    Thank you for your comprehensive comment. We have tried to include most of the below but as it’s a signposting article it was created as a launchpad to direct people to different funding areas of the site where they can find out more about all the different options available to them. I’m sure readers will also find your list very helpful though.

  2. I am not too sure who this article is aimed at, but in any case it is not very comprehensive or that useful.

    Here is my list, which is a more comprehensive list for entrepreneurs/small business teams considering the range of funding options available to them.

    1. Self – consider putting in your own funds first. Most investors and banks would expect a contribution from the business owners up front. If you really believe in your business and you have plenty of equity in a UK property, taking out a secured loan/mortgage may be a very realistic option of obtaining needed cash for your venture.

    2. Friends and family – when your own funds are limited and the business is new/early stage, one should also consider friends and family as an additional source of additional funding. It can be quick and much simpler than most of the other forms of capital.

    3. Bank – yes, debt funding is the next obvious source, whether a bank over draft or a longer term fixed loan. This may not be easy for those business in the very early stages without providing a bank with some sort of guarantees.

    4. Professional introductions – these can come in many forms but the most obvious one is using the contact of your accountant. Many accountants have clients who are seeking investment opportunities and your business could be a useful fit for one of your accountants clients.

    5. Bartering – essentially this if offering something that you or your business can provide another party. In return they provide you with something of equal value. Typical example is providing XX months accountancy services to an advertising agency. In return they provide xx months free marketing/advertising services. Typically your bartering partners are business partners and associates who offer quid pro quo deals and arrangements to help you secure services or even fixed assets needed for your business.

    6. Business angels and other professional investors, or even angel groups/teams. Plenty on this web site about this kind of capital raising.

    7. Venture capital – depending on your venture, its stage of growth, this may also be an option. Venture funds have changed considerably over the years and there are many more these days. They also vary a great deal in the amount they will consider investing. They are a lot more approach able these days than in the past.

    8. Crowd funding – not only for raising funds for equity, but now there are crowd funding sources willing to lend funds too – check out Nicola Horlick’s new crowd sourcing (debt) venture.

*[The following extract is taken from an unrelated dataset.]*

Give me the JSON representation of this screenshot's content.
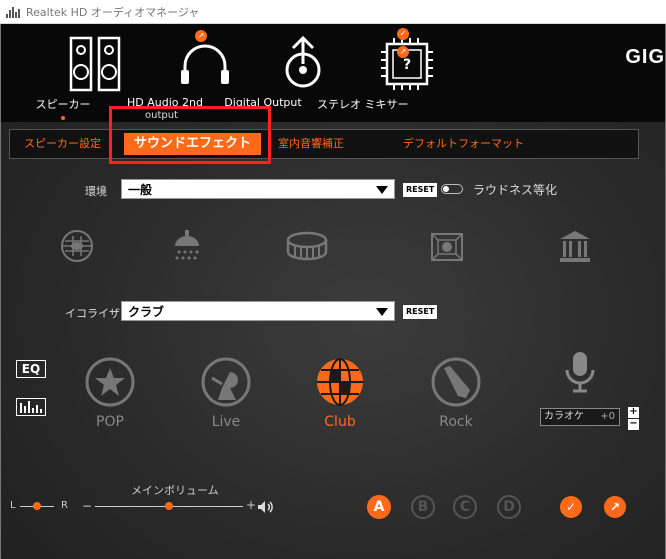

    9. Invoice funding/factoring – as detailed in the main article. Available from your principle bank but there are also plenty of specialist.3rd party companies offering this kind of working capital funding.

    10. Sale and lease back financing – very useful if you have an asset containing a lot of equity. Again your bank, accountant or other specialist 3rd parties can provide a lot of useful information about this kind of medium/long term funding option.

    11. Leasing of capital equipment – not only vehicles can be obtained for the business using leasing. Machinery, computer equipment and other capital assets can be obtained through a capital lease with only a small deposit. Helps to free up your capital to use as working capital in your business.

    12. Grants and other government incentives – as above.

    Hope this helps.